troop or battery, depending on branch of service), followed by a number for an individual within that
company. Along with the lack of standardization, the multiplicity of unit numbers from various
states (as well as regular army units) makes it nearly impossible to be sure of what the actual
meaning of any given combination might be.
In any case, a Mississippi rifle is probably the most handsome of all regulation U..S. military arms,
and an important weapon of the Civil War. John Spangler
# 13741 -
Broomhandle With No Lanyard
Don, Yorba Linda, CA
WAFFENFABRIK MAUSER OBERNDORF A. NECKAR Double crown over a ''U'' The number ''8''
under the barrel Small ring hammer Early safety - 2nd type Tangent sight missing 900 meter mark
No barrel ''step'' There is NO lanyard loop or attach point.
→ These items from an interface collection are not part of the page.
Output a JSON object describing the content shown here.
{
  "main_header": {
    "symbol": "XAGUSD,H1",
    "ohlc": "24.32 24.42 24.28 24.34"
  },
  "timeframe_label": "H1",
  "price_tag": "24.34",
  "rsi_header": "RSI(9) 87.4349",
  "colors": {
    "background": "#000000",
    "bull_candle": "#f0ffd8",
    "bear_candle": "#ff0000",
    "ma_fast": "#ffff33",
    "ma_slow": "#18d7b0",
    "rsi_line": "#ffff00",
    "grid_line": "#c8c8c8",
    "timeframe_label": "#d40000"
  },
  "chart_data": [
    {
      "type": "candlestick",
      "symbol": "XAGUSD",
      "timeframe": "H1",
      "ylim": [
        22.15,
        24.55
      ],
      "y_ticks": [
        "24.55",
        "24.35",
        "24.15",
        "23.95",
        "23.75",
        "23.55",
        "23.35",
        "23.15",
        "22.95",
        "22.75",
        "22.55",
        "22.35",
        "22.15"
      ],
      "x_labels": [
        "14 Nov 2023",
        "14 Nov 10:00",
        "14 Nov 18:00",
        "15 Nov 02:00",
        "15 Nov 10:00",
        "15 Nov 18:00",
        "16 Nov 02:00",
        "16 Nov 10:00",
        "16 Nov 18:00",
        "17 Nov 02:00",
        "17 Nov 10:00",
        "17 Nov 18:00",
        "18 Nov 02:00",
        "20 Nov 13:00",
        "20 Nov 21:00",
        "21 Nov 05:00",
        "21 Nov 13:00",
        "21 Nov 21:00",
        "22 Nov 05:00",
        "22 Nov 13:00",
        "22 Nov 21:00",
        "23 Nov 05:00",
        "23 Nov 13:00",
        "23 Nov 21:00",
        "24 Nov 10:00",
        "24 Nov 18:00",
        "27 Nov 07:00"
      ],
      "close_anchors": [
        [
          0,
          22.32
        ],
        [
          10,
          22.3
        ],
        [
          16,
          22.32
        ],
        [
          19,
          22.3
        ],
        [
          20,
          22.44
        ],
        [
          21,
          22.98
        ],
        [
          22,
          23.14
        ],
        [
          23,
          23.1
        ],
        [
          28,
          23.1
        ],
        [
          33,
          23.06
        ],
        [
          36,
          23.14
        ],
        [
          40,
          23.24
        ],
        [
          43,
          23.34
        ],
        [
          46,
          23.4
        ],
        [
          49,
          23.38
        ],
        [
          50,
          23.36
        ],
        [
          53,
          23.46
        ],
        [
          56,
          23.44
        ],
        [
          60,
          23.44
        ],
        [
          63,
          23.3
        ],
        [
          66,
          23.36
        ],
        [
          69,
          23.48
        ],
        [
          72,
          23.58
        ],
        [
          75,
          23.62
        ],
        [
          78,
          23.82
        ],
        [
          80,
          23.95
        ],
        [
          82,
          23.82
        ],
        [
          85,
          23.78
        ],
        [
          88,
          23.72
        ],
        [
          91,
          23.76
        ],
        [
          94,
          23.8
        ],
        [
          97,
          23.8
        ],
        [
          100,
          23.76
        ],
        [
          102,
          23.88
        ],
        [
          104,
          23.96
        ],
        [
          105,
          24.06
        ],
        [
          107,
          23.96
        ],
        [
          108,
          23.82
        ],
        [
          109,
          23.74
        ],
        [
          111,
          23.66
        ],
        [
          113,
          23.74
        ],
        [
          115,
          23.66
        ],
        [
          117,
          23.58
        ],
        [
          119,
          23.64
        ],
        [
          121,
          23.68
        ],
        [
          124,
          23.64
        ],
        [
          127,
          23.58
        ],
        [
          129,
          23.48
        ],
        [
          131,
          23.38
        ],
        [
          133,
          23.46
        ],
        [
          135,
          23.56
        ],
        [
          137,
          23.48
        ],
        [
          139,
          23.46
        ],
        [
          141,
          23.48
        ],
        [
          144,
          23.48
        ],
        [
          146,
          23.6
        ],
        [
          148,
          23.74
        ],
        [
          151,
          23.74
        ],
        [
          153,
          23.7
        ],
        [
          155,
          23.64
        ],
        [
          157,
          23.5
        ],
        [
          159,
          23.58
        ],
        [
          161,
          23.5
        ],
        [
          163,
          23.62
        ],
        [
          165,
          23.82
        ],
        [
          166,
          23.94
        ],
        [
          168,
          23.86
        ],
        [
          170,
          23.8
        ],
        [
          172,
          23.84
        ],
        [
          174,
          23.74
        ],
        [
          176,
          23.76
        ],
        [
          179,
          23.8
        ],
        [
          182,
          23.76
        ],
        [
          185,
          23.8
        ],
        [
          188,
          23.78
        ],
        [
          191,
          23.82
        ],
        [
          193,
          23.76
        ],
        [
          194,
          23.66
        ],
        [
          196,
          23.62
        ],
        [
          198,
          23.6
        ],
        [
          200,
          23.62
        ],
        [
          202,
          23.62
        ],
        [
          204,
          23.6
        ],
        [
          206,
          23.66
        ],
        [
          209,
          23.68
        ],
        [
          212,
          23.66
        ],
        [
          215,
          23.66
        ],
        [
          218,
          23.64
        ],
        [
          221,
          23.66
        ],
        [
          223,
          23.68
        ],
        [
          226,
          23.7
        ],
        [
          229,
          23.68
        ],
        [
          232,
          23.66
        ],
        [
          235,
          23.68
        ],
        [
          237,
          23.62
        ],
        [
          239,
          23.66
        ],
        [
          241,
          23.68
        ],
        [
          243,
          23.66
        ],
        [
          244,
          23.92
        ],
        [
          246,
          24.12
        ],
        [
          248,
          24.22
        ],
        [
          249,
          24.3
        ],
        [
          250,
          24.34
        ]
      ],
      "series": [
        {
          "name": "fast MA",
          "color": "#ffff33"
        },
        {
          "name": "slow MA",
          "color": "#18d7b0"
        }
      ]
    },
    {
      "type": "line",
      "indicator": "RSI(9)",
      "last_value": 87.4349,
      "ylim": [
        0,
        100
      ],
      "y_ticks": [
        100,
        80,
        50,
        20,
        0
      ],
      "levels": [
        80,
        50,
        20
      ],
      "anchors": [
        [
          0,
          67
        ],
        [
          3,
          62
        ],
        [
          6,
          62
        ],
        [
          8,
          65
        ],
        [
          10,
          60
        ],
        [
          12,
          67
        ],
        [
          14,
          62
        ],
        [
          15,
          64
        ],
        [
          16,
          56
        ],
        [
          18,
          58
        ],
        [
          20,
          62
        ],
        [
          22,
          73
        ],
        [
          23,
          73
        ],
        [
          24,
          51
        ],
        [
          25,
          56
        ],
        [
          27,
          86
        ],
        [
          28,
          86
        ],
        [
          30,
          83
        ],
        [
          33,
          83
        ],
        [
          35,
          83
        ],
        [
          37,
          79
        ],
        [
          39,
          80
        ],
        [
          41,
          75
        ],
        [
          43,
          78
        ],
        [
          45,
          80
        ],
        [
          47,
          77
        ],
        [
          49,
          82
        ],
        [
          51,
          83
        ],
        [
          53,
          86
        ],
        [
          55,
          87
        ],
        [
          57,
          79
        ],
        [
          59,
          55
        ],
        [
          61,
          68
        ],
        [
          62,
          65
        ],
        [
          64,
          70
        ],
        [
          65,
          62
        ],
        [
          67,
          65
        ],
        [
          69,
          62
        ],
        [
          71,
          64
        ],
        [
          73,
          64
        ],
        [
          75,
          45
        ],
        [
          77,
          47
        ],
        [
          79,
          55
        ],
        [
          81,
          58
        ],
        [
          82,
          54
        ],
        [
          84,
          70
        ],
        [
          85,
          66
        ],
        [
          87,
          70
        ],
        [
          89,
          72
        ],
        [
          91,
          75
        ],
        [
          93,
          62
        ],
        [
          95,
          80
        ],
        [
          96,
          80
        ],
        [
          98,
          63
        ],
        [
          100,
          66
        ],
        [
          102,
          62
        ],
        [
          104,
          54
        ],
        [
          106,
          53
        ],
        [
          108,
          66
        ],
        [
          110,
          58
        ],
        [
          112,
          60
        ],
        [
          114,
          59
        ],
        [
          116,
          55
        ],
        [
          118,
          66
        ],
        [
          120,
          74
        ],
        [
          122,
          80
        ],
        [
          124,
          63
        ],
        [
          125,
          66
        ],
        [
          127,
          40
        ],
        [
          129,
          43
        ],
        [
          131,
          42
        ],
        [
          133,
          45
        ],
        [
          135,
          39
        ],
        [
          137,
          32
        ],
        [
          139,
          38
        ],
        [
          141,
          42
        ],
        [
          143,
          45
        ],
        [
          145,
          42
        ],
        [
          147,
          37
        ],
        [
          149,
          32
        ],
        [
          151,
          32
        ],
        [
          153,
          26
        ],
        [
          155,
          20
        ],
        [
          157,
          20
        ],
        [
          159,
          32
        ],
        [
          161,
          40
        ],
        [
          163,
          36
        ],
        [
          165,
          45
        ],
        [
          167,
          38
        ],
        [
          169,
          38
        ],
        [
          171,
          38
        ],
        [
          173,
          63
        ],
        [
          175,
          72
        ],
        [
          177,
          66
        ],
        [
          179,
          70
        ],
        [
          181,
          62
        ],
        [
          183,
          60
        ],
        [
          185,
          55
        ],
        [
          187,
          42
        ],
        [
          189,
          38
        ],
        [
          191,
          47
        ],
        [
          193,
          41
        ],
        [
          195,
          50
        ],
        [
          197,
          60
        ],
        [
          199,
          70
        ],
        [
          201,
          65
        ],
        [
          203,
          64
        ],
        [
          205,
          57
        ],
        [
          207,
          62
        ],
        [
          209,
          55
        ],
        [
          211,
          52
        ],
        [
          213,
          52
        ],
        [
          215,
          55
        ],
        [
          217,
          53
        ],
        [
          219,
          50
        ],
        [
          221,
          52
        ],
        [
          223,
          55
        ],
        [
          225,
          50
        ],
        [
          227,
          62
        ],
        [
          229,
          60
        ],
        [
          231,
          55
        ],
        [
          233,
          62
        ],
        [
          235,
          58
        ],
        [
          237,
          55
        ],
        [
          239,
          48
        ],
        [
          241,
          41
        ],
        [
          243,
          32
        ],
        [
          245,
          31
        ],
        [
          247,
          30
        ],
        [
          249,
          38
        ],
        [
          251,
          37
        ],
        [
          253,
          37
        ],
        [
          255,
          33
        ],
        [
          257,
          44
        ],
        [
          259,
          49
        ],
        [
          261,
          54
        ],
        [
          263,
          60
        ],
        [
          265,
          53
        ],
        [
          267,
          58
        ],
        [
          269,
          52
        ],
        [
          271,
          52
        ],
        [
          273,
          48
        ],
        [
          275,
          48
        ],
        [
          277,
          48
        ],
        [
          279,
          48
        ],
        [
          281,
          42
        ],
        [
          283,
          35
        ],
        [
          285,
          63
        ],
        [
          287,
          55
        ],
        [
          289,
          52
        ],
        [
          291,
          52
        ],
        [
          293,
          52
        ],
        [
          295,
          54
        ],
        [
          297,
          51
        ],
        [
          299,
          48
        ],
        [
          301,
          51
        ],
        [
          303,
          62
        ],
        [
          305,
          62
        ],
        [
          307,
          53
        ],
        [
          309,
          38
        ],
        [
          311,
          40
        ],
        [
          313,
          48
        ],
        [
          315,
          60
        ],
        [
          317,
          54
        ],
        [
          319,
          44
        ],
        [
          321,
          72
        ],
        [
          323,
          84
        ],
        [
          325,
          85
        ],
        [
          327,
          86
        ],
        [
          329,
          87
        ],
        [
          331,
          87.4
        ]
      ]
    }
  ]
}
I have not been able to find any example
of this. I see no sign that the lug / attach point was filed or machined off. Is this common? What
possible model? Maybe a ''fliers'' or aircrew issue? Thank you!
Answer: Don, I came across a Red 9 for a good price in Reno a few months
ago. I ended up turning it down because it did not have a Lanyard loop, or attachment point just like
the pistol you are asking about. I do not think that it would be hard for a talented gunsmith to
remove the mounting point and leave no trace that it was ever there. I think that is what happened in
both instances. Marc
# 13748 -
G98 Unit Markings And Value.
Greg, Spokane, Wa. USA
German Mauser -
GEW 98 -
7.92 Mm -
Unit disk on stock W.D.727, Brand on right side of stock ahead of receiver P.L.D., Deutsche
Waffen Und Munitionsfabriken 1906 on receiver, K.W.D. 732 on muzzle cap The rifle was used by
my great uncle in WW1, but he died and I never got any history about his unit. What unit was
W.D.727? When was the rifle manufactured? And how much should I insure it for since I consider it
a family heirloom? Thanks for any help you can give me.
Answer: Greg, your rifle was manufactured in 1906. Value will depend on many
things but condition and whether all of the part numbers match are two of the most important
factors. You did not provide enough information for me to be able to set a value but I can tell you
what the markings stand for. ``W.D.727`` stands for Werft zu Danzig Waffe Nr. 727. I was not able
to find anything on the ``K.W.D. 732`` marking but the added K at the beginning may stand for
Sachsisches Karabiner Regiment, Saxon Mounted Rifle Regiment or Cuirassier Regiment.
# 13666 -
Rifle With Wooden Barrel Section
Len Duquesne Pa.
I Have a kynoch rifle that has the original stock bolt and receiver, also a ram rod but from the
receiver there is a wooden dowel then about six inches of the original barrel end with the sight. There
is a number 27 stamped in the top rear of the stock. Would this have been a training rifle, or was it
just adulterated? Thank You.
Answer: Len- I do not know
anything about your specific rifle. However, it has been common practice for more than 100 years to
make dummy or drill rifles using parts of real guns. Francis Bannerman took some of the debris
from his vast accumulation of surplus Civil War era arms and assembled what collectors call
“Quaker guns” with wooden barrels but having a cast iron breech section and a piece of real barrel
muzzle section so that the “cadets” could fire percussion caps or attach a bayonet when desired.
(And, of course, Bannerman had stacks of bayonets to sell too! The use of wood for the barrel kept
the weight very light so these could be used by even very young children.
There are numerous copies of the M1903 Springfields made by several makers as school or cadet
guns, or toys, and even some that were used by the U.S. Navy to free up real rifles for combat use.
We have also seen Trapdoor rifles with wooden barrels and some original parts and others that were
entirely made as toys or drill rifles.
After WW2 there were toy guns on the market made out of M1 carbine stocks with wooden barrels
and actions. Of course nowadays some busybody neighbor might turn you in to Child Protective
Services for even thinking about letting a little kid play with a toy gun. But the same neighbor will
insist you send them for indoctrination at the Government Skools, and sees nothing wrong with
letting them watch hours of violence filled crap on television or listen to “gangsta rap.” John